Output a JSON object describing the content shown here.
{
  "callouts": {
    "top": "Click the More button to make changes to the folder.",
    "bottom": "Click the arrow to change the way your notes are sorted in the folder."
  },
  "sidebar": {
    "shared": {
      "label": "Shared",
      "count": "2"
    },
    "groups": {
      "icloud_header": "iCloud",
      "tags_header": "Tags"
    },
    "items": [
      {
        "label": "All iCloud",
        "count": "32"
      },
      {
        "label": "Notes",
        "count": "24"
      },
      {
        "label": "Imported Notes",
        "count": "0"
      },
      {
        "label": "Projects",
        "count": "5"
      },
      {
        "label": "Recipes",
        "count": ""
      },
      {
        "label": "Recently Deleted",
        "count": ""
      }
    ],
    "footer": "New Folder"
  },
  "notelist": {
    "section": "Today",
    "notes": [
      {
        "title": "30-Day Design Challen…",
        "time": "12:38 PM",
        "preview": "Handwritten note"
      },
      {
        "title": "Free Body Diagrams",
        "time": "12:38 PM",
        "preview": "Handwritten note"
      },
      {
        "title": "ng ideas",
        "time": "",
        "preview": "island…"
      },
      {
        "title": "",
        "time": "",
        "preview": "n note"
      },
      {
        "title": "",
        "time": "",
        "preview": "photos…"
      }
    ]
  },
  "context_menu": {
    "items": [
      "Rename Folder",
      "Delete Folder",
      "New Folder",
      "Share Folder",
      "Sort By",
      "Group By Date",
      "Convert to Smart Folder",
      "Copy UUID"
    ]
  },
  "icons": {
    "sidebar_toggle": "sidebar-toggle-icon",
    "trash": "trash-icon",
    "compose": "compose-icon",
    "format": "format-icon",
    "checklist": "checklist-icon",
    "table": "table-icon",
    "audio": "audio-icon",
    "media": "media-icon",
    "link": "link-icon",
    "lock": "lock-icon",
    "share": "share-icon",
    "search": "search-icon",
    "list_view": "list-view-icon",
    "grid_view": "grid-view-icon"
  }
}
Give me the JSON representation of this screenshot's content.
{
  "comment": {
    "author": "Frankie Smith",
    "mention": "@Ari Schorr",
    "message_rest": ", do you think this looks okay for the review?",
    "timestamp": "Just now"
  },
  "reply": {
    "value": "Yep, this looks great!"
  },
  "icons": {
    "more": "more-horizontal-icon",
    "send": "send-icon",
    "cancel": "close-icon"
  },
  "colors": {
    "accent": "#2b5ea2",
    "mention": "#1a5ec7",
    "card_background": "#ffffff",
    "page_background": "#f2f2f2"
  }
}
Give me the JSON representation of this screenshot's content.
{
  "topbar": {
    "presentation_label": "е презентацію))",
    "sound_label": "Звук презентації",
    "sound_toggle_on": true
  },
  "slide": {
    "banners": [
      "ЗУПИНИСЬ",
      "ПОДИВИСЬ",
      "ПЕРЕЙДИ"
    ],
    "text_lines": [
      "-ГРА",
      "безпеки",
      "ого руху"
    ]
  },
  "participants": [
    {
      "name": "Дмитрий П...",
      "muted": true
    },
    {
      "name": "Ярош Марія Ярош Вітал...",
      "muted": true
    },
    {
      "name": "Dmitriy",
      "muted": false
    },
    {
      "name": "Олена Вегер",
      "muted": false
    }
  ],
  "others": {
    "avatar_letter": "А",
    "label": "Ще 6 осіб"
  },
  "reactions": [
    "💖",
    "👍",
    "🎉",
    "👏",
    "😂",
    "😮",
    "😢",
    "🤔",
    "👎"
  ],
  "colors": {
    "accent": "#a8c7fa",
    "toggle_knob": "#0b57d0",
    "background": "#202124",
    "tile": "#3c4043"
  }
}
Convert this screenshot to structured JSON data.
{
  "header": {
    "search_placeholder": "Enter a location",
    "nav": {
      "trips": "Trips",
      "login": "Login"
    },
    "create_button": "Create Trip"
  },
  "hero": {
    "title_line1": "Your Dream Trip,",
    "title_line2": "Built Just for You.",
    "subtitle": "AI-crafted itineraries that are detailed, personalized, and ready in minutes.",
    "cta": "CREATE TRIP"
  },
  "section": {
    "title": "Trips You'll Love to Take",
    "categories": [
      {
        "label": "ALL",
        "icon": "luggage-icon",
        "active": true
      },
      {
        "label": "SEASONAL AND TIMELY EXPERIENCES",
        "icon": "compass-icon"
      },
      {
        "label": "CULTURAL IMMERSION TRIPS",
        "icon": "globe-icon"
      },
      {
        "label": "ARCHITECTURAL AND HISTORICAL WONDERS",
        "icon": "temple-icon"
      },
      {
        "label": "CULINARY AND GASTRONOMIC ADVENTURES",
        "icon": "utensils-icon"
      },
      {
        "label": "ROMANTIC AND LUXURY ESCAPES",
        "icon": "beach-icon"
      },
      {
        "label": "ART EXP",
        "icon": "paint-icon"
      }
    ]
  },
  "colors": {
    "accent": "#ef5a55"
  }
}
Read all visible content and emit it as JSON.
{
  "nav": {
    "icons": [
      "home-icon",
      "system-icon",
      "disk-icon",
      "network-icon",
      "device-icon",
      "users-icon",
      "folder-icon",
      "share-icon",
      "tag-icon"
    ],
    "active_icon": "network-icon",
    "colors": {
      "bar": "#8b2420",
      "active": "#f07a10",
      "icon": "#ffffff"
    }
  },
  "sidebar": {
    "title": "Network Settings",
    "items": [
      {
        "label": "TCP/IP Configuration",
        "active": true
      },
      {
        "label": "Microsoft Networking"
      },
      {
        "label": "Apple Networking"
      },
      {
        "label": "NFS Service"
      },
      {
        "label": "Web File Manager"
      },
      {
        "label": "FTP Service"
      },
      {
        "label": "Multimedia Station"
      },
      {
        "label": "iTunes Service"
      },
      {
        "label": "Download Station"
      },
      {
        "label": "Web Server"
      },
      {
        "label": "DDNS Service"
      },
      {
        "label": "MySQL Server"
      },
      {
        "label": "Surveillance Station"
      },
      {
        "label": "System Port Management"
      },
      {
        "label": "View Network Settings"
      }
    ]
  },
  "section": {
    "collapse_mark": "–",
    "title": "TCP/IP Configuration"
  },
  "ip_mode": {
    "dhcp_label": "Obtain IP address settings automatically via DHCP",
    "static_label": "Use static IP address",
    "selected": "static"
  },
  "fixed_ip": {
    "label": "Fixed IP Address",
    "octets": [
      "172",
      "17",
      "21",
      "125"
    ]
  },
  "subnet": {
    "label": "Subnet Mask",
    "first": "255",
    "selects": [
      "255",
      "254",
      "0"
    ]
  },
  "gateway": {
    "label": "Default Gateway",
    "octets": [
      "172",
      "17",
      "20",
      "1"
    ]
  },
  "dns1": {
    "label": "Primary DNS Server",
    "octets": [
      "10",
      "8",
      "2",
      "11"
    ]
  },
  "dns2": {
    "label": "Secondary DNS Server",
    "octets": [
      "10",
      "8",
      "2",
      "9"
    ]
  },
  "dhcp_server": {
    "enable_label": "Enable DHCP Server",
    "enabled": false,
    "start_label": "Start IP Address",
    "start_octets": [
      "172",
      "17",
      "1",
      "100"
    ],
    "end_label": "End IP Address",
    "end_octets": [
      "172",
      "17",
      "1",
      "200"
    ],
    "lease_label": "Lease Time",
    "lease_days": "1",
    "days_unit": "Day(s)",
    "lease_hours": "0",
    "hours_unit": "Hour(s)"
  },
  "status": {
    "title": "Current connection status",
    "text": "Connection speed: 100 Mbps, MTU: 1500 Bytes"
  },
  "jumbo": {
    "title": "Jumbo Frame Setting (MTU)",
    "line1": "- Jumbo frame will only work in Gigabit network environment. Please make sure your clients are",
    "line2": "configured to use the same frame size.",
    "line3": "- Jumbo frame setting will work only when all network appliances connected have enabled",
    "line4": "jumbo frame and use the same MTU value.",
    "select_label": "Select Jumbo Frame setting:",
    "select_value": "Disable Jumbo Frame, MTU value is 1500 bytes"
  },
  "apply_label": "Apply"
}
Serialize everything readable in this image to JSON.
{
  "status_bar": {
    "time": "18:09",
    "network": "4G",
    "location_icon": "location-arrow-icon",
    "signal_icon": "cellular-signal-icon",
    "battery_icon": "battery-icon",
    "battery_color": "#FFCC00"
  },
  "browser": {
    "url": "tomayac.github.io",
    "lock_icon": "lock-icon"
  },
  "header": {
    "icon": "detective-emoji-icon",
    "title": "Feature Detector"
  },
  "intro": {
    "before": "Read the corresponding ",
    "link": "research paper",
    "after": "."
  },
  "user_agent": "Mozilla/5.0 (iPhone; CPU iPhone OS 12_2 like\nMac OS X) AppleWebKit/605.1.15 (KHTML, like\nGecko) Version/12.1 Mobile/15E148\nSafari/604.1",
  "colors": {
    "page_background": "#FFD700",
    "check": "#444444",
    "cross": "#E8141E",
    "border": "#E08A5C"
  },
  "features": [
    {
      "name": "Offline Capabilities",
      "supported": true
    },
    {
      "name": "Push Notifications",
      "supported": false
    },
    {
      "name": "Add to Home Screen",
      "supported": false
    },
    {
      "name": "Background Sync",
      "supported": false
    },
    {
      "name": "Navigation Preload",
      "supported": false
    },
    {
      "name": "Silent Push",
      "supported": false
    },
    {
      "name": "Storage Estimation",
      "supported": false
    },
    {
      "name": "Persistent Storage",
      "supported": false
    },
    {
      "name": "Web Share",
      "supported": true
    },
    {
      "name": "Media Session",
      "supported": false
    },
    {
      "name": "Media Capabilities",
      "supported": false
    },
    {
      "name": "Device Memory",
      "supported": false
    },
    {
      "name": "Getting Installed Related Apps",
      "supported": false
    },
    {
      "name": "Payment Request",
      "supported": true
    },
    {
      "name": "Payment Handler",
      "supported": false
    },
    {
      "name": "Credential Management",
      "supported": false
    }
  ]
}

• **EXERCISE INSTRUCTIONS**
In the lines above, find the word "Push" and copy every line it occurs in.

• **ANSWER AREA**
      "name": "Push Notifications",
      "name": "Silent Push",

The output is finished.